The lyrical couplets throughout the album are something else. From the defiance of ‘I’m going to show my scars’ on WTTBP to the powerful ‘I am not afraid to keep on living/I am not afraid to walk this world alone’ on Famous Last Words, Gerard empowered the outsider and galvanized personal strength and courage to overcome the trials of life. It was a theme embraced by an entire generation and that was hammered home further in their forthcoming rally against the misguided Daily Mail.
The Black Parade became much more than just an album. It became a way of life that changed the cultural landscape of the world. Fashion, public psyche and mainstream understanding of alternative culture were altered forever but, despite all of this, the legacy of The Black Parade will always be the outstanding music.
The Black Parade: The videos
Welcome To The Black Parade
Perfectly visualising the overall narrative of The Black Parade album, it’s a video masterclass that resembles the majesty of The Smashing Pumpkins’ iconic Tonight Tonight clip. The band look like gothic superheroes atop a parade float, the gathered throng’s Victorian appearance and Voorhees-esque masks are unforgettable and the exploits of The Patient, Mother War, Fear and Regret are acted out before your eyes.
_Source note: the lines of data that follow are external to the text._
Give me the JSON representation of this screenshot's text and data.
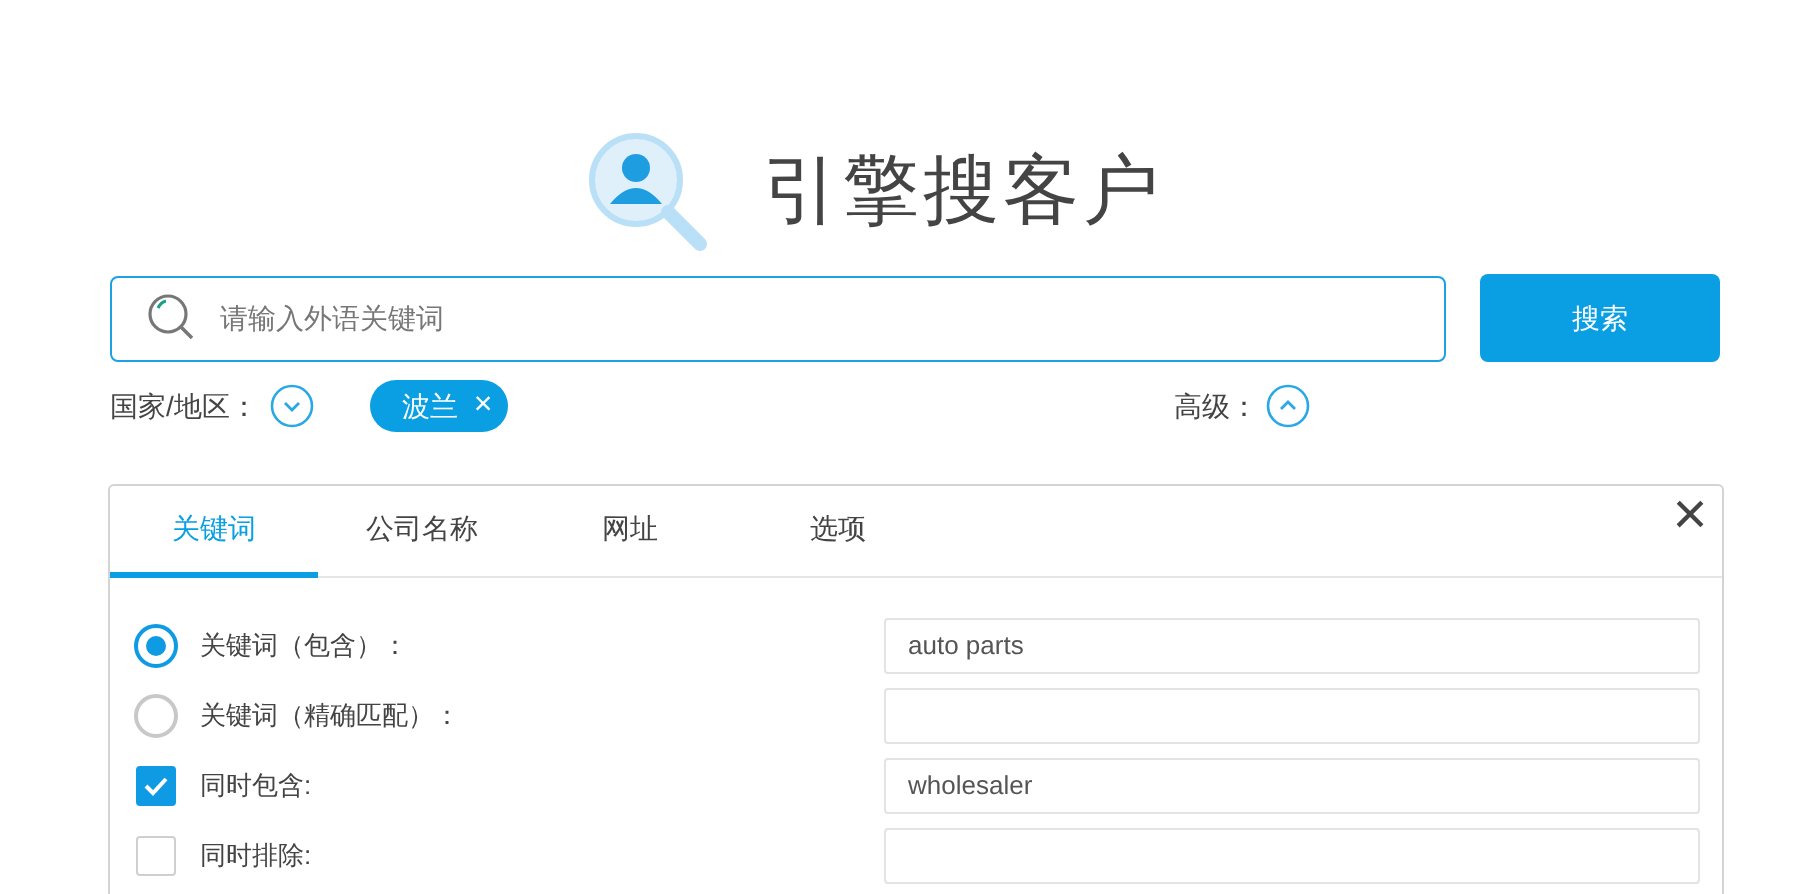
{
  "title": "引擎搜客户",
  "search": {
    "placeholder": "请输入外语关键词",
    "button": "搜索"
  },
  "country": {
    "label": "国家/地区：",
    "expanded": false,
    "tags": [
      {
        "label": "波兰",
        "remove": "×"
      }
    ]
  },
  "advanced": {
    "label": "高级：",
    "expanded": true
  },
  "panel": {
    "close": "×",
    "tabs": [
      {
        "label": "关键词",
        "selected": true
      },
      {
        "label": "公司名称",
        "selected": false
      },
      {
        "label": "网址",
        "selected": false
      },
      {
        "label": "选项",
        "selected": false
      }
    ],
    "rows": [
      {
        "kind": "radio",
        "label": "关键词（包含）：",
        "checked": true,
        "value": "auto parts"
      },
      {
        "kind": "radio",
        "label": "关键词（精确匹配）：",
        "checked": false,
        "value": ""
      },
      {
        "kind": "checkbox",
        "label": "同时包含:",
        "checked": true,
        "value": "wholesaler"
      },
      {
        "kind": "checkbox",
        "label": "同时排除:",
        "checked": false,
        "value": ""
      }
    ]
  }
}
The level of detail and scale of the video has more in common with a Hollywood epic than it does the average music promo, with the stunning gothic-noir costume designs coming courtesy of Oscar-winning long-time Tim Burton collaborator, Colleen Atwood, with superb, elegant direction from Sam Bayer.
Famous Last Words
Unquestionably MCR’s darkest video ever, it depicts the downfall of the parade in the WTTBP video, with the float the band rode on fire. They’re surrounded by raging flames, and the performance from the members of MCR is both sinister and rabid. The fire would land Bob Bryar in hospital with second and third-degree burns on his legs (and later gangrene), and Gerard with a torn muscle in his leg from Frank tackling him on set. It was the last time MCR used Sam Bayer as a video director. Perhaps they knew he was going on to direct the woeful 2010 A Nightmare On Elm Street remake...
I Don’t Love You
Set entirely in black and white, the I Don’t Love You video is best defined by a striking performance from Gerard Way. Spent mainly in close-up, it’s this gut-wrenching, heart-tugging visual of the frontman poring over his yearning lyrics that steals the show from a storyline surrounding two lovers’ eventual split beneath falling leaves and a bare, crooked-branched tree, and the group’s exploding instruments. The video also saw the band appearing out of their Black Parade uniform for the first time on the album run, alongside the return of Three Cheers... era director Marc Webb and a comeback for Gerard’s jet-black hair.
Teenagers pumping the air in unison, cheerleaders donning gas masks while sexually and violently wielding batons, and a full-scale riot. My Chemical Romance are never going to be a band that just do a performance video in a field. Going along with the theme of the song’s lyrics, the members of the band are objectified to the point of not being treated as human and are attacked without any regard for their safety at the video’s climax. Tellingly, again using their success for the greater good, the video ends with an endorsement for National Save, a US organisation that aims to unite all students against acts of violence.